(To us also, Thy sinful servants, confiding in the multitude of Thy mercies, vouchsafe to grant some part and fellowship with Thy holy Apostles and Martyrs, with John, Stephen, Matthias, Barnabas, Ignatius, Alexander, Marcellinus, Peter, Felicitas, Perpetua, Agatha, Lucy, Agnes, Cecilia, Anastasia, and with all Thy Saints, into whose company we beseech Thee to admit us, not weighing our merits, but pardoning our offenses. Through Christ our Lord. Amen.)
That “John” here is none other than the Baptist is acknowledged by all liturgical commentators (see, e.g., Archbishop Amleto Cicognani, The Saints Who Pray with Us in the Mass, Romanitas Press, 2017, p. 26).
The Last Gospel, taken from the Prologue of the Gospel of John, includes these words (Jn 1:6–8):
Fuit homo missus a Deo, cui nomen erat Ioánnes. Hic venit in testimónium, ut testimónium perhibéret de lúmine, ut omnes créderent per illum. Non erat ille lux, sed ut testimónium perhibéret de lúmine.
(There was a man sent from God, whose name was John. This man came for a witness, to testify concerning the Light, that all might believe through Him. He was not the Light, but he was to testify concerning the Light.)

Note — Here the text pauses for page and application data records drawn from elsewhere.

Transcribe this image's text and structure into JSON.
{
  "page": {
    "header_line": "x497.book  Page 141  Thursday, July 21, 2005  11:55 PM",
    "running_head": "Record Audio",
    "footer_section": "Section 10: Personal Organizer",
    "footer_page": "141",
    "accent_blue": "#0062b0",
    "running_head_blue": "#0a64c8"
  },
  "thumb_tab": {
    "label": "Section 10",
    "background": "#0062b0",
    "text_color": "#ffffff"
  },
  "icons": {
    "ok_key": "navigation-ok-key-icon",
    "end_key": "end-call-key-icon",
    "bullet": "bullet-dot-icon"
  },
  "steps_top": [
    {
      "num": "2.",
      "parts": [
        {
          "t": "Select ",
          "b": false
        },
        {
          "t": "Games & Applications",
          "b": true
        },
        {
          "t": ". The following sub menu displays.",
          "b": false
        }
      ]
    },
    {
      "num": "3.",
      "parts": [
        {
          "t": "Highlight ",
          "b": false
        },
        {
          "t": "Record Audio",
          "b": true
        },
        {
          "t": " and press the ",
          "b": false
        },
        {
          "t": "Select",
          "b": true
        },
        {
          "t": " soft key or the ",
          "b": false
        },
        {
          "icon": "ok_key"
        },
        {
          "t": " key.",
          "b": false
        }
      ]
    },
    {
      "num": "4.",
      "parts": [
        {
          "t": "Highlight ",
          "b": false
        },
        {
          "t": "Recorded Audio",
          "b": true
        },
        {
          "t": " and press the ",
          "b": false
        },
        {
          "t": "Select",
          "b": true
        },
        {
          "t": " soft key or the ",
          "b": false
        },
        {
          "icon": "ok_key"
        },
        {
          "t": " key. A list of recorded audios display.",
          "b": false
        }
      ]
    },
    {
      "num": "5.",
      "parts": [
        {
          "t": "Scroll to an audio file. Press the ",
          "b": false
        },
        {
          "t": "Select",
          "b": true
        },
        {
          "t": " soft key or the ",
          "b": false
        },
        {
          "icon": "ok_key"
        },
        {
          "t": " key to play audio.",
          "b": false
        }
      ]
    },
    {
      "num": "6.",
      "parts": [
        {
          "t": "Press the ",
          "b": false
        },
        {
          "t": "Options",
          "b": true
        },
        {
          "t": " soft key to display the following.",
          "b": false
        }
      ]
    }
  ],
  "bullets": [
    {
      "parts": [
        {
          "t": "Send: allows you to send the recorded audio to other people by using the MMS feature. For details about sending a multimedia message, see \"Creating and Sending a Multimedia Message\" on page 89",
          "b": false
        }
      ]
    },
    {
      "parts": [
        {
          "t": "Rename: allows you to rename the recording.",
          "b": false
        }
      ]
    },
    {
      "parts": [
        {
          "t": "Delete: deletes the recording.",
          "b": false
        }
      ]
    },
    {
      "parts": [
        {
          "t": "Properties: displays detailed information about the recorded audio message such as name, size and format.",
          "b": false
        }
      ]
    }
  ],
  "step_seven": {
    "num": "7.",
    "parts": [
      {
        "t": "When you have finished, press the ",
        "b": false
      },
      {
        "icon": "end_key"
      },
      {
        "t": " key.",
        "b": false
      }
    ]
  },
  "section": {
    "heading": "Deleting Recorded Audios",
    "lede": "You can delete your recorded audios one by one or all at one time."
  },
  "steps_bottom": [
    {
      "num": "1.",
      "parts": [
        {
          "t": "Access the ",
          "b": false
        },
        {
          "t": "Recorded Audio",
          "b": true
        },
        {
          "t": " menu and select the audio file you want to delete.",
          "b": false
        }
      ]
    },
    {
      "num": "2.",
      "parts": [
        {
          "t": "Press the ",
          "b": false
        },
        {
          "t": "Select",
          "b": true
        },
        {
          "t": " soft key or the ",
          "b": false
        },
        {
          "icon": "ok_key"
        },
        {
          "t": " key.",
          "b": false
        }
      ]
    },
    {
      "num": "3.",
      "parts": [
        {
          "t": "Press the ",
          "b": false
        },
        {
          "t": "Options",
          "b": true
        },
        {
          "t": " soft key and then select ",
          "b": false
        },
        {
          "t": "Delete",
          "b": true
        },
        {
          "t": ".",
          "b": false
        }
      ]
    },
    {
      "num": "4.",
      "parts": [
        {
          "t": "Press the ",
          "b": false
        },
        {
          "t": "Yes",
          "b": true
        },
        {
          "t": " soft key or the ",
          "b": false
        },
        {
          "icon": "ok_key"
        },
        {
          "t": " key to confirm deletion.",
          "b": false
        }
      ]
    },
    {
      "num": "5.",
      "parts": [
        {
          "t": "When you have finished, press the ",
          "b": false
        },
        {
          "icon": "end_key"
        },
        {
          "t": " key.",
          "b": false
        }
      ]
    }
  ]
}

How sad it is to reflect on the fact that nowadays, at nearly all celebrations of the Novus Ordo, the name of St. John the Baptist, the greatest man born of woman, will not be mentioned even once. (The only time he’d be mentioned at all is if the Roman Canon were chosen ad libitum.) This is the kind of thing traditionalists have in mind when they speak of the different spiritualities of the old and new “forms” of the Mass. The devotional worldview of those brought up on the novel production of Paul VI is not the same as that of our predecessors in the Faith and of those who retain the traditional form of worship. Thank God, more and more Catholics are coming to see the immense value in reconnecting with their birthright: the lex orandi and lex credendi of the Roman Church of the ages.